Could you find each line of the data below that contains the word "label" and copy those lines?

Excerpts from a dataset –
━━━
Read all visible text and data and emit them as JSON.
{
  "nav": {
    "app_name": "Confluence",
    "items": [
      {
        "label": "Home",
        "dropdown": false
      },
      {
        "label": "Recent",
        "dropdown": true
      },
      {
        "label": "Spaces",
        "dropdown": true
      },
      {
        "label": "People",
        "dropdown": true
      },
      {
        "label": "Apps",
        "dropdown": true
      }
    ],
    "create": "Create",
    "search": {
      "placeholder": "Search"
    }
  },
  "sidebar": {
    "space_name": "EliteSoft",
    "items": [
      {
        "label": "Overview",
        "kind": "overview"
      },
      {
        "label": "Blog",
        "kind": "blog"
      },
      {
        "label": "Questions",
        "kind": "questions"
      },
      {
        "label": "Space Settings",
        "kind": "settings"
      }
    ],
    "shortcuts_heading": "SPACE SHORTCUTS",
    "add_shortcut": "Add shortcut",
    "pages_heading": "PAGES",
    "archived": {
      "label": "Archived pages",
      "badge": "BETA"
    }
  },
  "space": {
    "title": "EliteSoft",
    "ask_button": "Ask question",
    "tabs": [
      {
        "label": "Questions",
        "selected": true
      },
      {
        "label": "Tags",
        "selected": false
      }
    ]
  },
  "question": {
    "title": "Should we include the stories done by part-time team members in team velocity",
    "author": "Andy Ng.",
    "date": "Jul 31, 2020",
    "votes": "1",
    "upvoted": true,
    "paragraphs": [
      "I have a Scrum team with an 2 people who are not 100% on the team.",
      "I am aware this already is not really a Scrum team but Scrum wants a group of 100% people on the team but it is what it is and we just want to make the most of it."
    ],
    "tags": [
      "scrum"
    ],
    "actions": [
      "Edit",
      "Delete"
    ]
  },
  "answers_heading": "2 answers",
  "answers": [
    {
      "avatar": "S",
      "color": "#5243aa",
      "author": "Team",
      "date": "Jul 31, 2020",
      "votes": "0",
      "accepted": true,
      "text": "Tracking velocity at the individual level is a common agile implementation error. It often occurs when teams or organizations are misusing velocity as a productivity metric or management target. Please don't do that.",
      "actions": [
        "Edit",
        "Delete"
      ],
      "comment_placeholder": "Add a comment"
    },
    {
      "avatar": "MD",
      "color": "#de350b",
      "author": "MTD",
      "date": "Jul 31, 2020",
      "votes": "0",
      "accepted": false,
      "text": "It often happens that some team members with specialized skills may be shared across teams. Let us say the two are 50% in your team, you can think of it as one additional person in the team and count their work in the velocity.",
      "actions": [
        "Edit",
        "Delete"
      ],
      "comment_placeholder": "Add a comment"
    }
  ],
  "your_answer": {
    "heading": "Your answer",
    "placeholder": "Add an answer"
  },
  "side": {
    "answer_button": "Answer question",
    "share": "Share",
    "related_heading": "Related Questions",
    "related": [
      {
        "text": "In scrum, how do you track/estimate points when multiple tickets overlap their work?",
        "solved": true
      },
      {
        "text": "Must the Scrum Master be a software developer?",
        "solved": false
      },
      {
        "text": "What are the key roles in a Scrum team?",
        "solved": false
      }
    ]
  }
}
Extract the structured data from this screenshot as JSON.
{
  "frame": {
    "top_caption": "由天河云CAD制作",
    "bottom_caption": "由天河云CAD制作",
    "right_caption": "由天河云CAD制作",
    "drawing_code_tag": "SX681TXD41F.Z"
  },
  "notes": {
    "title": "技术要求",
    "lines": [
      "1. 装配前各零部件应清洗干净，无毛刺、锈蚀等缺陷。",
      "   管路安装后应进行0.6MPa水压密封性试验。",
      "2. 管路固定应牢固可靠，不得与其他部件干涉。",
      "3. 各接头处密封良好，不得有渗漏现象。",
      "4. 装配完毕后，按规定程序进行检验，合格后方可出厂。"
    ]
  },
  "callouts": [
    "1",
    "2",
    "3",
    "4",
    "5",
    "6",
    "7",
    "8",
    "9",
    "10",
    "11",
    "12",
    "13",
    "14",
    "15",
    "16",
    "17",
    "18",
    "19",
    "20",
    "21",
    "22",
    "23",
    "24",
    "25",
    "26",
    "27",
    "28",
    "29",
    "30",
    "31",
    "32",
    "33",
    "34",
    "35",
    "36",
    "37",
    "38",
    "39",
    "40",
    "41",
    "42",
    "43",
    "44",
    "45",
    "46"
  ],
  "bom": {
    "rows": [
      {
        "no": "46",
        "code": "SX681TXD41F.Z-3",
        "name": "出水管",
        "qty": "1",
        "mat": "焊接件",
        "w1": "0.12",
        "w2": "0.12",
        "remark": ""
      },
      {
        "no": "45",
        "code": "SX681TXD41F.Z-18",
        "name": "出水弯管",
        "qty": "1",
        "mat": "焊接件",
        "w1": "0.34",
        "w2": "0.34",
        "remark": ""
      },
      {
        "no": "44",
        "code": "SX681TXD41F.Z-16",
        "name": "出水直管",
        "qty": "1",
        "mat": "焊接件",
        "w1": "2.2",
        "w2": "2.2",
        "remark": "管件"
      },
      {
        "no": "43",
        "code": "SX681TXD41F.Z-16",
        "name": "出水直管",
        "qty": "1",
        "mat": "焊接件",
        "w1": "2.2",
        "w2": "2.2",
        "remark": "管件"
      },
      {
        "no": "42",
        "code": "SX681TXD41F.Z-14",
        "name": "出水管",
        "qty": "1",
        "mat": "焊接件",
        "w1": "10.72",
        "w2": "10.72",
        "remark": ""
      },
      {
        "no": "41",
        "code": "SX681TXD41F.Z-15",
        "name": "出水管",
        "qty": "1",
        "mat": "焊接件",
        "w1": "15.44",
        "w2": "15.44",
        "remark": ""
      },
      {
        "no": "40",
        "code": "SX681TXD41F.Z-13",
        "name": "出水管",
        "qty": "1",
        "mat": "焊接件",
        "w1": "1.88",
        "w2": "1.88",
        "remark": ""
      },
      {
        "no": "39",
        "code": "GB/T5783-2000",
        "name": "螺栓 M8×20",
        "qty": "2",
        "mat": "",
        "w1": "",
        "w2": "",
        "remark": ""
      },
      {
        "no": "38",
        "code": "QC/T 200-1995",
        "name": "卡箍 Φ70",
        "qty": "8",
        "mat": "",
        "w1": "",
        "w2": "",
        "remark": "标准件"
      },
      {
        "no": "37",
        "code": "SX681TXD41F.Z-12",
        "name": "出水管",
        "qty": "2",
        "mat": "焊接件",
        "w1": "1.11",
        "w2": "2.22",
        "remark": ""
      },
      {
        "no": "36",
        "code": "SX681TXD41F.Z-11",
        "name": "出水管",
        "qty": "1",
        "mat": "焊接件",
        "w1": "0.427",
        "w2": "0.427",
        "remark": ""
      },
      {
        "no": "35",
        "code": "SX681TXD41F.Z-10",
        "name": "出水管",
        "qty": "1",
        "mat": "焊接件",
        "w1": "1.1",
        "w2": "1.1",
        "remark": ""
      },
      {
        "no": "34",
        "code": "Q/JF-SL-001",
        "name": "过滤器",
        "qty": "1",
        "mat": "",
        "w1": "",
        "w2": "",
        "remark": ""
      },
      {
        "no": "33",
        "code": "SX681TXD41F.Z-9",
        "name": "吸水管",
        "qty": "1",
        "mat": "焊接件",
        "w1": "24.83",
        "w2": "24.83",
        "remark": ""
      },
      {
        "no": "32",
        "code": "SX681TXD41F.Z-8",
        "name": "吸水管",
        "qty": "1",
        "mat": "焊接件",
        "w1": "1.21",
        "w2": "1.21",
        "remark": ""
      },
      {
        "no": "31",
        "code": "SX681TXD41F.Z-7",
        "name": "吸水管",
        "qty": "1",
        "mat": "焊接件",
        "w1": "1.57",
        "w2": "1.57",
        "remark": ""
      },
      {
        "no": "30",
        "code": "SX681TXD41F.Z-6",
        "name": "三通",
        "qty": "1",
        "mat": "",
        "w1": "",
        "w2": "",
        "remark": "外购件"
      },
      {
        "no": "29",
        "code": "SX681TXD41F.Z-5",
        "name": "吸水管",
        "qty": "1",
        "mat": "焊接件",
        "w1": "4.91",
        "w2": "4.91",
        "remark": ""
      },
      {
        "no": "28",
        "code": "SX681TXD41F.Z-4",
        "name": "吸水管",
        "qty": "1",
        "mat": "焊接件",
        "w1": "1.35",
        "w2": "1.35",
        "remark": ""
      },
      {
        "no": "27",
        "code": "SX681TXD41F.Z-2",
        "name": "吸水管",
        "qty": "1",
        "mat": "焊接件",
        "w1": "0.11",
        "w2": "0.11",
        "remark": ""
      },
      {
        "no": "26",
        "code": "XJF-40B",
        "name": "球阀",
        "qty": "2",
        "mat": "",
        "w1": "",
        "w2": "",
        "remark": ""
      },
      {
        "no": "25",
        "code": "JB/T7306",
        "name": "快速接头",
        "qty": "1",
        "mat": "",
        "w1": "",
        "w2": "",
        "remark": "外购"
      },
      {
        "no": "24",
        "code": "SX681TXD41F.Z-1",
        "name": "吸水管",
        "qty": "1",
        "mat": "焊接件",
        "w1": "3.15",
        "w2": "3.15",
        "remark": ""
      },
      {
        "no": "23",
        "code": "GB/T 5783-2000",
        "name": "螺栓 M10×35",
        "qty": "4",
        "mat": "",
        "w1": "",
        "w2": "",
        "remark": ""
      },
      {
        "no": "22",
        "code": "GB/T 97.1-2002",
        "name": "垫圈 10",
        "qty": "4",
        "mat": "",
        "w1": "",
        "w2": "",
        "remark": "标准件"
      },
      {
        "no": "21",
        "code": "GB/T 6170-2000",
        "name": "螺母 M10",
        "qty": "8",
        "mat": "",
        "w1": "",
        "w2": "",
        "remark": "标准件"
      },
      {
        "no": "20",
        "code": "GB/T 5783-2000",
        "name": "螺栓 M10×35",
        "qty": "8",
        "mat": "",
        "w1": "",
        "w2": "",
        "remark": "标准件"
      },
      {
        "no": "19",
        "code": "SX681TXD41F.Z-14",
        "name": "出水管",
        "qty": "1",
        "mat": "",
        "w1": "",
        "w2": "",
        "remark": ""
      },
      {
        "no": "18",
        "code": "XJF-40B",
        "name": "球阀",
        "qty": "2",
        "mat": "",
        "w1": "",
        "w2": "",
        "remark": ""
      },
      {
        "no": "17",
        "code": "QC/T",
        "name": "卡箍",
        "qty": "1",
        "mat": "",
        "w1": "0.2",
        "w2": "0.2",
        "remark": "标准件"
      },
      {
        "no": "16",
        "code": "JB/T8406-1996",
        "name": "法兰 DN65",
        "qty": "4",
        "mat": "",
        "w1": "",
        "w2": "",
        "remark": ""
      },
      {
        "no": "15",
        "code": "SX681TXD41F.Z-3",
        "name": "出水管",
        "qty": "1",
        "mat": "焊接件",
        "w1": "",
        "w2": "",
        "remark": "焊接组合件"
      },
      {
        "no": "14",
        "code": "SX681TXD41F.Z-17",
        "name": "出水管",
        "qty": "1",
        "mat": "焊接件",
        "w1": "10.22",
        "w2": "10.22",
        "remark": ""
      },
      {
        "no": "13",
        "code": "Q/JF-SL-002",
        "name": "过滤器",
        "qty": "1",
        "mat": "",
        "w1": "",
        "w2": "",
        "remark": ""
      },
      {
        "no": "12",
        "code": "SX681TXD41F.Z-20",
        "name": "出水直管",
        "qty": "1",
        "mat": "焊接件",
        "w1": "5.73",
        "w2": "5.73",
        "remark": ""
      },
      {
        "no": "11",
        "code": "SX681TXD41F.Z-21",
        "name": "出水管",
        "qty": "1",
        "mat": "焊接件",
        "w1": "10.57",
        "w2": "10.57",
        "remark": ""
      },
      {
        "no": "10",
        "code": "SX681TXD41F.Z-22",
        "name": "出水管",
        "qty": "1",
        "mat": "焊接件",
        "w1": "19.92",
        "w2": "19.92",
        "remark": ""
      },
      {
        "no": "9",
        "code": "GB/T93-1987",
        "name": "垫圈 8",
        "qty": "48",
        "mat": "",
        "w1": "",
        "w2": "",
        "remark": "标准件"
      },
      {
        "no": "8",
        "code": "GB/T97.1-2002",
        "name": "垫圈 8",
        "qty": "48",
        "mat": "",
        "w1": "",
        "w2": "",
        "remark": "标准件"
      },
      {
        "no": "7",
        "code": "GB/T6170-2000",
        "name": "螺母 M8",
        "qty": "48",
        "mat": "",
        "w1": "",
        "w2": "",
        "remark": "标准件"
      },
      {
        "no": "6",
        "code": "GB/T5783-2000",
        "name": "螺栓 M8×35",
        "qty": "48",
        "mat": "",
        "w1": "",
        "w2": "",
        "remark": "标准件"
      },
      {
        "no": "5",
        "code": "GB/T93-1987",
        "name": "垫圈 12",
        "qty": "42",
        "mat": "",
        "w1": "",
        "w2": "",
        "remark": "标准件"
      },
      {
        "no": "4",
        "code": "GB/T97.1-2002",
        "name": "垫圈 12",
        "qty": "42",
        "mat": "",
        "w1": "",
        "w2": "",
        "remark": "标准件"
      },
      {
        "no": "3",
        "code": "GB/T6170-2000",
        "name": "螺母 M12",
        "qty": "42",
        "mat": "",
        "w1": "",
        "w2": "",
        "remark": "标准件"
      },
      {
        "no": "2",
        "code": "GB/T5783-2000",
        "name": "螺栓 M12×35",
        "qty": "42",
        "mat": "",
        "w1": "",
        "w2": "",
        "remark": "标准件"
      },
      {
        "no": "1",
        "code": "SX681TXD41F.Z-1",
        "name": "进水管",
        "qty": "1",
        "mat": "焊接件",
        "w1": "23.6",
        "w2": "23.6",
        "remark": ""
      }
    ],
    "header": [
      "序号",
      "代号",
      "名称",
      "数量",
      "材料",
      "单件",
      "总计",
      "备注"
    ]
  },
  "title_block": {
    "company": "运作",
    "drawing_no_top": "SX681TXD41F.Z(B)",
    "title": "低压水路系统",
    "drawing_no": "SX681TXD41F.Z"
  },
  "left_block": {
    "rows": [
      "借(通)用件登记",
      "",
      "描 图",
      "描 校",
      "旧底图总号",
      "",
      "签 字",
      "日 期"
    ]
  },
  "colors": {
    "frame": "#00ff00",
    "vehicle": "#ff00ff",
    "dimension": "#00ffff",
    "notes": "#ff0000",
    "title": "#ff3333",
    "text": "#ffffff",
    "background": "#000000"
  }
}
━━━
Answer section –
        "label": "Home",
        "label": "Recent",
        "label": "Spaces",
        "label": "People",
        "label": "Apps",
        "label": "Overview",
        "label": "Blog",
        "label": "Questions",
        "label": "Space Settings",
      "label": "Archived pages",
        "label": "Questions",
        "label": "Tags",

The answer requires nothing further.